Data records for software interfaces:
* * * * * * *
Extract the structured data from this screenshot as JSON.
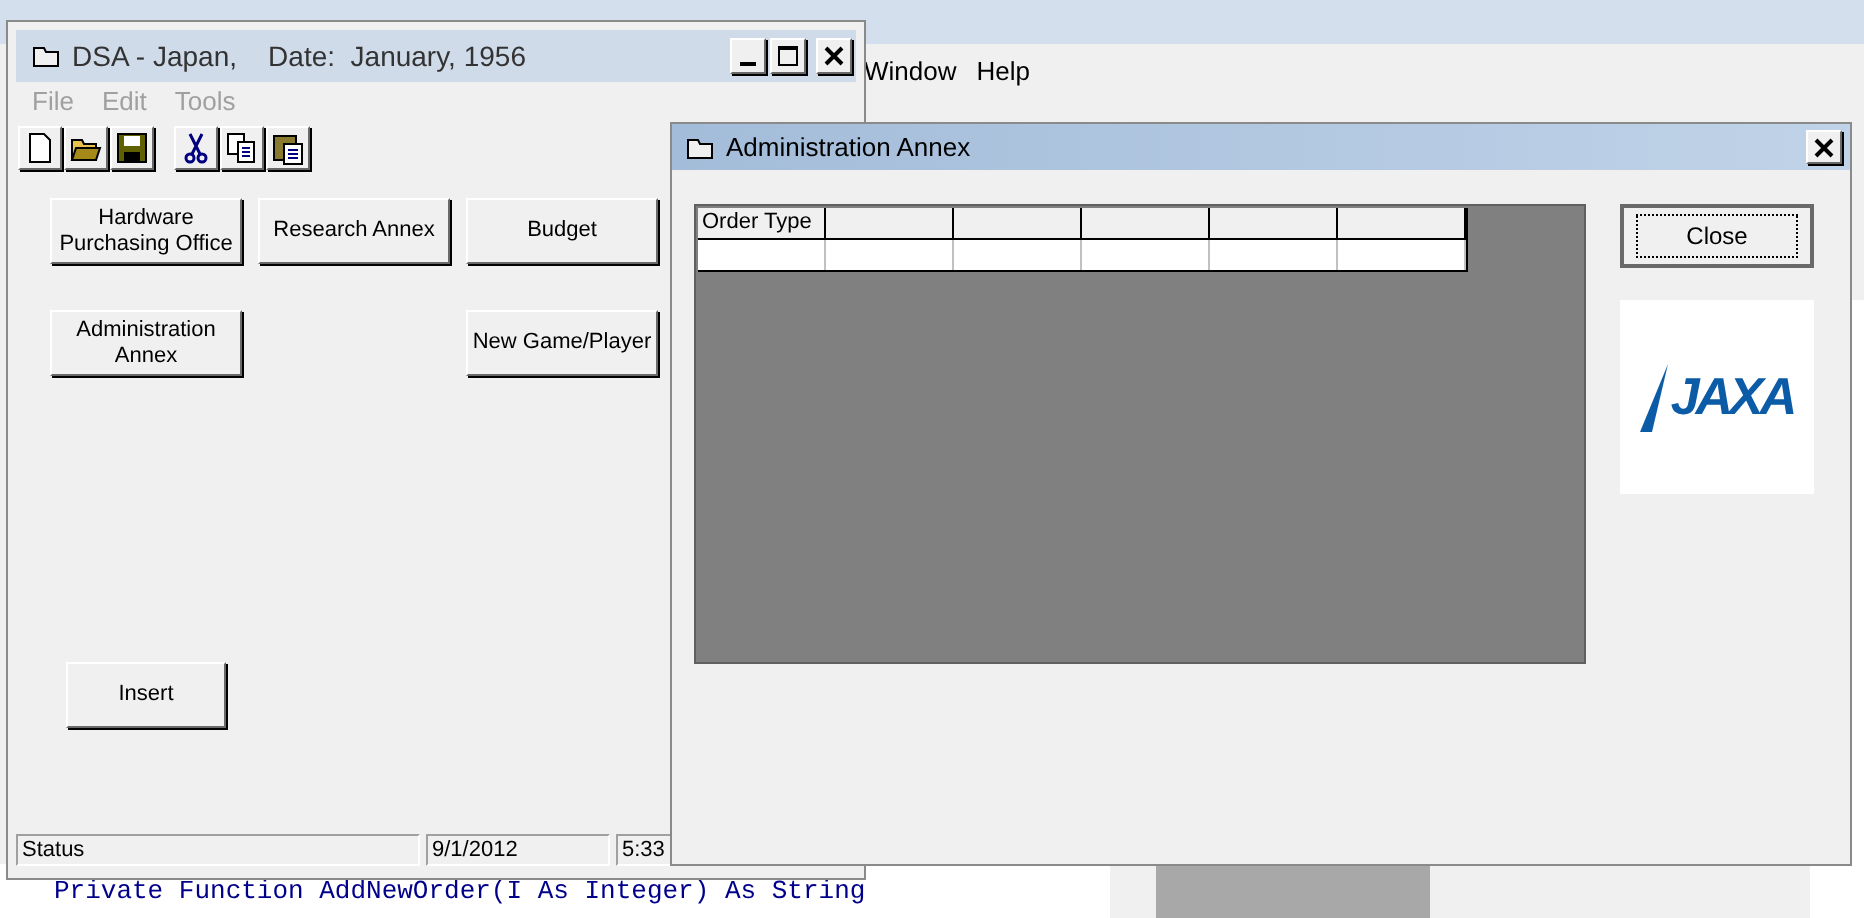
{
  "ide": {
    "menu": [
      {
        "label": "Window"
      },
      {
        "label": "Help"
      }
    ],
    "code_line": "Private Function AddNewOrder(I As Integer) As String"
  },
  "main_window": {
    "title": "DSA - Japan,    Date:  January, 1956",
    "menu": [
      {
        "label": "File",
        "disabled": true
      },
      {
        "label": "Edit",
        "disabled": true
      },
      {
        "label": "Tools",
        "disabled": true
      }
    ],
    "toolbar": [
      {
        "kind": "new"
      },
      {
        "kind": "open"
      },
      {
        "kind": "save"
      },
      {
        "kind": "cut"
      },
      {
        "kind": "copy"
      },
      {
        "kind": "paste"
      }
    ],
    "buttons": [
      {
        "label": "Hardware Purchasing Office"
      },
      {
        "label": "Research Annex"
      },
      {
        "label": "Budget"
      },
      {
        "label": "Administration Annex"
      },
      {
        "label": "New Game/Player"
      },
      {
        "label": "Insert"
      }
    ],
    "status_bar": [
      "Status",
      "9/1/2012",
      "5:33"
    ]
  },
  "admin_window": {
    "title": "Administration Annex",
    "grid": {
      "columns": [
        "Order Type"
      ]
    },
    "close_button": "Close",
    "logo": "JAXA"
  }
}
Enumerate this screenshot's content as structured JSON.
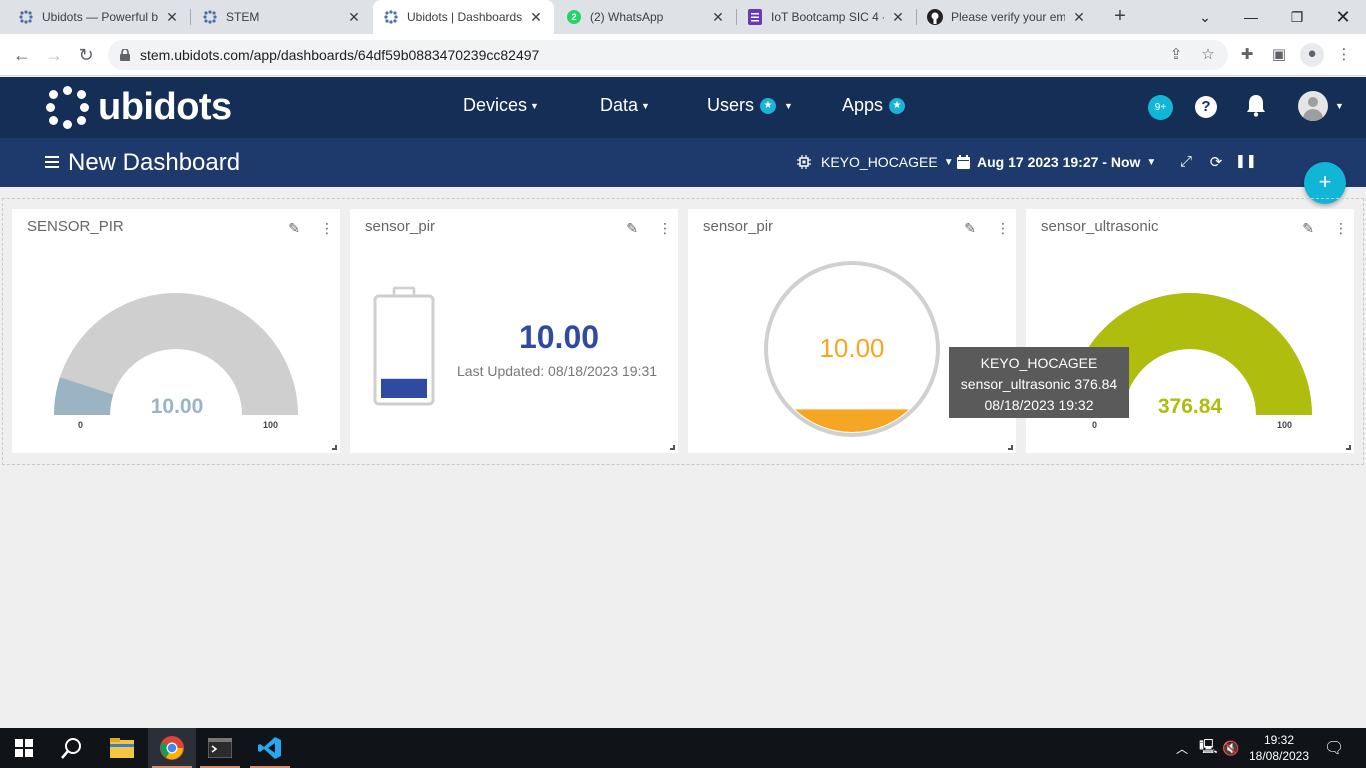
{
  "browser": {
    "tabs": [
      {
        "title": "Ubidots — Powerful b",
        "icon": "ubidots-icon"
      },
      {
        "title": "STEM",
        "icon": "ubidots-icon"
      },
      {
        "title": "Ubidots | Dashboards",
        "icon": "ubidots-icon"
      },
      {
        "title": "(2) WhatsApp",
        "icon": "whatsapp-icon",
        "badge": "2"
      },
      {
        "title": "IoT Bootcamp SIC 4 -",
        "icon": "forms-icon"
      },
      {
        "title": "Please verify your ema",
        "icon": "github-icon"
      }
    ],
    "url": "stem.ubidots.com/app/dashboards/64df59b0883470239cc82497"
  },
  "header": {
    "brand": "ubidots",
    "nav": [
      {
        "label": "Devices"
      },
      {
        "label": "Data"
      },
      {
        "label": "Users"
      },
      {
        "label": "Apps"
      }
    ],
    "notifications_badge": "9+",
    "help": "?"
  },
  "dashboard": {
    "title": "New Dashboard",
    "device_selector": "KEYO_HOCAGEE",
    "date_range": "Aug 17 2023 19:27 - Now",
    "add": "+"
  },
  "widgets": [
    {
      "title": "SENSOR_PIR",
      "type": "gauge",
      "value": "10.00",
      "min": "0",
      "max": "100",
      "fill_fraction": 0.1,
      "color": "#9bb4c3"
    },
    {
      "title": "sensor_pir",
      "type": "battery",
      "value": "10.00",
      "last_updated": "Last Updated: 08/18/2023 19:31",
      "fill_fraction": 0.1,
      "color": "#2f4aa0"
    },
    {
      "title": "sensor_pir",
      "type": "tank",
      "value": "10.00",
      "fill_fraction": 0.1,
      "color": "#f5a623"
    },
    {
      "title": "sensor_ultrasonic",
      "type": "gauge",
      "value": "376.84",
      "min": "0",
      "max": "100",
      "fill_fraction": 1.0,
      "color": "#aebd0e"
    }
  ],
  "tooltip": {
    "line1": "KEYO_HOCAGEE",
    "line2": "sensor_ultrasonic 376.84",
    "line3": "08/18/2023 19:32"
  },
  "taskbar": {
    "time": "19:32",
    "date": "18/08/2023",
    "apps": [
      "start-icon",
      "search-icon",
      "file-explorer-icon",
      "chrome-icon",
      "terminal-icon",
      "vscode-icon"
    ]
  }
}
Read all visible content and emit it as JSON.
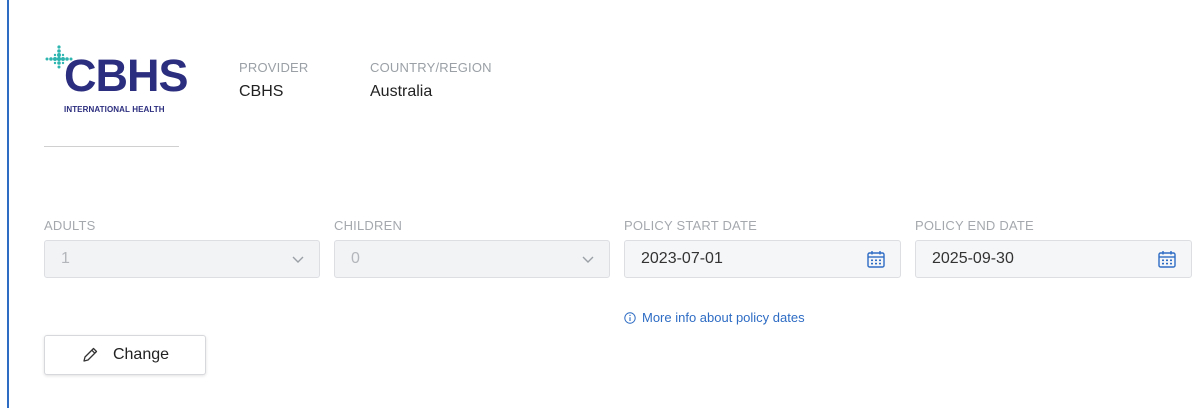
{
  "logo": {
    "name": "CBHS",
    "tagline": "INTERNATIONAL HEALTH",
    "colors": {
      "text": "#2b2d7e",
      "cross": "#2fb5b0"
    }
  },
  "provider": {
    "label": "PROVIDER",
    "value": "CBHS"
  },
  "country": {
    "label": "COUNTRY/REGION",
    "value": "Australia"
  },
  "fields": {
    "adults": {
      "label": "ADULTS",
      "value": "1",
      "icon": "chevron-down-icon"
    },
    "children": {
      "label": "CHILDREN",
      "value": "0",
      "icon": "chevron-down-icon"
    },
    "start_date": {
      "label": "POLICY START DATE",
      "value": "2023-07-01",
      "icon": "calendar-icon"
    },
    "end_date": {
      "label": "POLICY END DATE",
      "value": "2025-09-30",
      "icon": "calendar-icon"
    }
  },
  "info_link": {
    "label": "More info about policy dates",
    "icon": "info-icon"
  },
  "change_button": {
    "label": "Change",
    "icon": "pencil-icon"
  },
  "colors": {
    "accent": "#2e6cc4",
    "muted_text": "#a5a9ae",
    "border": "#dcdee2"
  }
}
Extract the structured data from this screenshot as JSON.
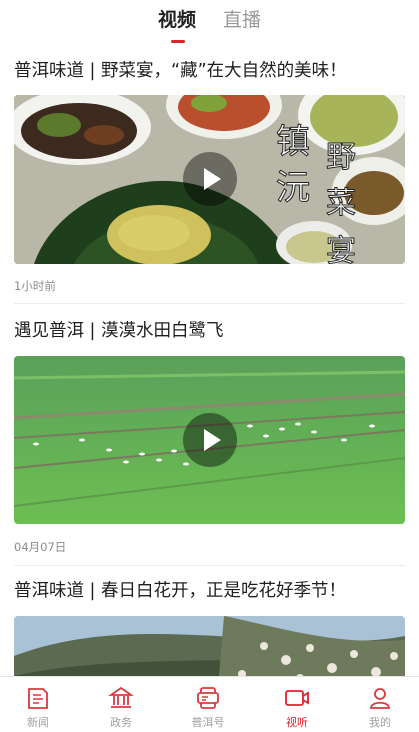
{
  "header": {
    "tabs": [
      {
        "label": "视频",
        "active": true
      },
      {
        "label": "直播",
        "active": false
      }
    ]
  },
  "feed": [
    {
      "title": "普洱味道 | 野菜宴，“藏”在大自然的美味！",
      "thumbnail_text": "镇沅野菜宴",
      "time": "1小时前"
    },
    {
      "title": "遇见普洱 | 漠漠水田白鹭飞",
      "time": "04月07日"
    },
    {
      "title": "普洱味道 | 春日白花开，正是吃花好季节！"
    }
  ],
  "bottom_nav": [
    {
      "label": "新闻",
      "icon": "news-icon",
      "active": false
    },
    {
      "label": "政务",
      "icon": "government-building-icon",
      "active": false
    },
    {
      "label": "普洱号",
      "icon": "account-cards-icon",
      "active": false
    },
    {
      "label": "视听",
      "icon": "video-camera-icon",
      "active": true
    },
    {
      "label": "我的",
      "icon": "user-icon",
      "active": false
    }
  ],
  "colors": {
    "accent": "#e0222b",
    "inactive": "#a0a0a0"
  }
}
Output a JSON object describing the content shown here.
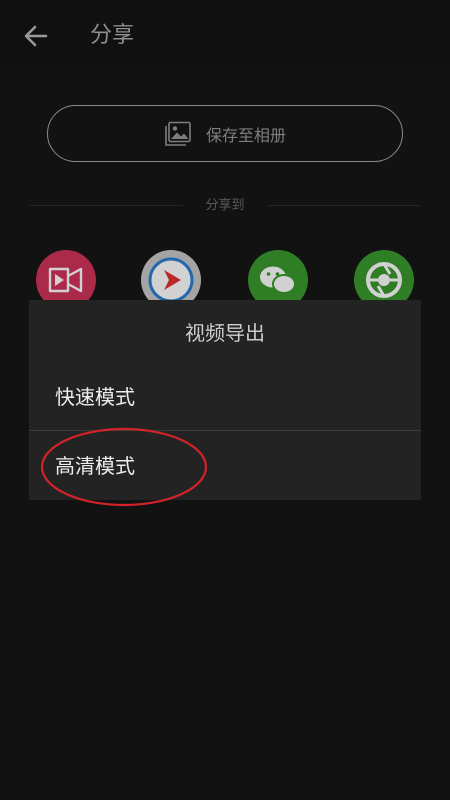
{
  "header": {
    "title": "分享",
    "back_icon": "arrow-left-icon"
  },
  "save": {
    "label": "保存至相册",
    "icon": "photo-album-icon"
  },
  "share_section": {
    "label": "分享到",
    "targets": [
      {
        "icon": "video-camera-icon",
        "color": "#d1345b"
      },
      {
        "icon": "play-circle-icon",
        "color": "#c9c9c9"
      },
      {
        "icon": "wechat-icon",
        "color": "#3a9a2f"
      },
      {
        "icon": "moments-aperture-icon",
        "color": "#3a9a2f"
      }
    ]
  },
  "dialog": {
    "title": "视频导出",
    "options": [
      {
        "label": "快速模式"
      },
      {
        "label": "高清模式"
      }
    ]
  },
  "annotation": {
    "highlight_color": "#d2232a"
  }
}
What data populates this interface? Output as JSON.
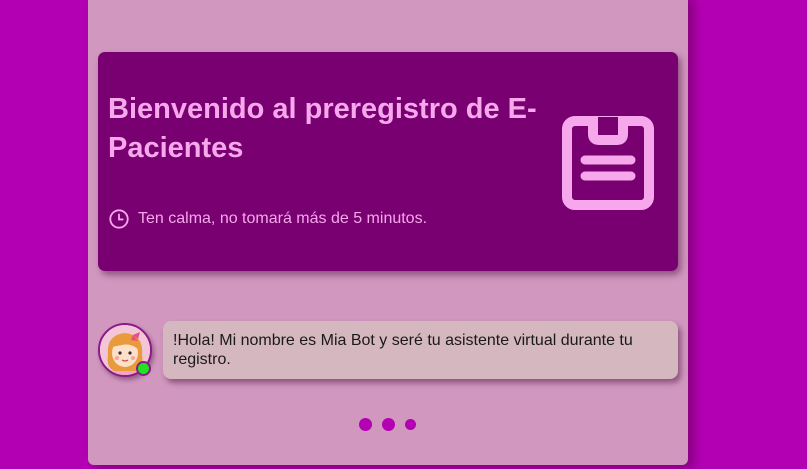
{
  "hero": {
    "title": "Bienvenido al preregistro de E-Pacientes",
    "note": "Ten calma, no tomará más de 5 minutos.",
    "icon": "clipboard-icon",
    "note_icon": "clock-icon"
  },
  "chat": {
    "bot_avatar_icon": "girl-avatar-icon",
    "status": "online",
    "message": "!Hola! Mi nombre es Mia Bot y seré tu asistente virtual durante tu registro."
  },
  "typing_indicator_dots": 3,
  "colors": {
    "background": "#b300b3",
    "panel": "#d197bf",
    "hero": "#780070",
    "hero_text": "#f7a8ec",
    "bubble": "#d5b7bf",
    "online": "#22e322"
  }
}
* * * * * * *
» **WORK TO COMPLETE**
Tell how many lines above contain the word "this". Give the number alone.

» **ANSWER TO THE PROBLEM**
4